What do we already know about this New Year?

We know it is written as MMXV in Roman numerals, that it is the 2015th year of the Anno Domini (AD) or Common Era (CE) designations, the 15th year of the 3rd millennium and the 6th year of the 2010’s decade.

It’s also been decided by the United Nations General Assembly that 2015 is to be known as the Year of Light.  I got rather excited about that and its theological possibilities until I read a little further that the year’s full title is actually Year of Light and Light Based Technologies!

I grew up singing hymns at this time of year like ‘I know who holds the future’ and the assumption was always made that God has a Plan A for our lives – all we need to do is discover it.  I’m not sure I believe in that pre-determined, some might almost say pre-destined, future anymore.

2015 has some scientific certainties – so on March 20th, all things being equal, there will be a total solar eclipse.

2015 has some firm probabilities – so on July 14th the NASA spacecraft, New Horizons, is due to fly past the planet Pluto!

And 2015 has some hoped for possibilities – so if the Queen is blessed with good health and wakes up at Balmoral on September 10th she will become the longest serving British Sovereign of all time.

Yet I would suggest for most of us that 2015 will offer an exciting and daunting mixture of certainties, probabilities and possibilities.  What counts is the way we face both the worrying challenges and potential joys of this forthcoming year. 

God, who we sometimes describe as Alpha and Omega, is at once outside of time and yet, we dare to believe, somehow present in every moment.  We are not alone as we face the future because something of God’s goodness and love touches our pilgrimage through these days that are now before us.

And it’s not a bad aspiration to hope and pray that 2015 will indeed be a Year of Light!

Best wishes,

Ian

Speaking of Sin

Tomorrow I’m attending a Ministers’ Book Discussion Group in Luton.

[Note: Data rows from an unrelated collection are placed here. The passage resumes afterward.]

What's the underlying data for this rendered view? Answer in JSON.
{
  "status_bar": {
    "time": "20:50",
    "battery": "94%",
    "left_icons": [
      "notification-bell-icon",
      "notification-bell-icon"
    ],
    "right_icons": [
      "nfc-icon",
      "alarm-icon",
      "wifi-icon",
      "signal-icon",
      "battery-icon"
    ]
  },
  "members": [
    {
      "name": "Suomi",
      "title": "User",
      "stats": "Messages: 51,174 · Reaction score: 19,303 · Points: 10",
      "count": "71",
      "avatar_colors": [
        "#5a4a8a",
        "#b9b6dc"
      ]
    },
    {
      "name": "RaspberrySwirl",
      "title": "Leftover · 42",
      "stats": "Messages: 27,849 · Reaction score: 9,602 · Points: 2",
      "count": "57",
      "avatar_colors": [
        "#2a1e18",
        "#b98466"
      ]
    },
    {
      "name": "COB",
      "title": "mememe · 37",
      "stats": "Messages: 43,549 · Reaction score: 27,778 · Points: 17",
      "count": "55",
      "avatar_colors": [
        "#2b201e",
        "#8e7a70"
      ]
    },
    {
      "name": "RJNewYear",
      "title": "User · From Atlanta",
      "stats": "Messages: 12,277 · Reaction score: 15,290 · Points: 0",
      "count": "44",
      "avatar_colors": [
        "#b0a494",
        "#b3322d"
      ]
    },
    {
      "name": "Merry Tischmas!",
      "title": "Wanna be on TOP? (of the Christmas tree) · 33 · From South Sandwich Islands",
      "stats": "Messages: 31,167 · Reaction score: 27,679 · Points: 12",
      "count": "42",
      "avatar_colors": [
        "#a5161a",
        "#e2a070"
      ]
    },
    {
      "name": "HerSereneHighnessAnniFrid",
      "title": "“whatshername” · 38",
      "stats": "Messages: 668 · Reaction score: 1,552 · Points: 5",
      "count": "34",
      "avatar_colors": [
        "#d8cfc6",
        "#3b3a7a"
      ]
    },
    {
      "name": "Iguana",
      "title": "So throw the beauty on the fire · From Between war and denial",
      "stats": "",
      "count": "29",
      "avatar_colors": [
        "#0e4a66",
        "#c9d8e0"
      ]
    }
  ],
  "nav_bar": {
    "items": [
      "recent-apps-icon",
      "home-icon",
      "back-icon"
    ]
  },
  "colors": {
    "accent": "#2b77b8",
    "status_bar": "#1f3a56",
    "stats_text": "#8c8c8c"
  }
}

We meet up three or four times a year over a packed lunch to discuss a...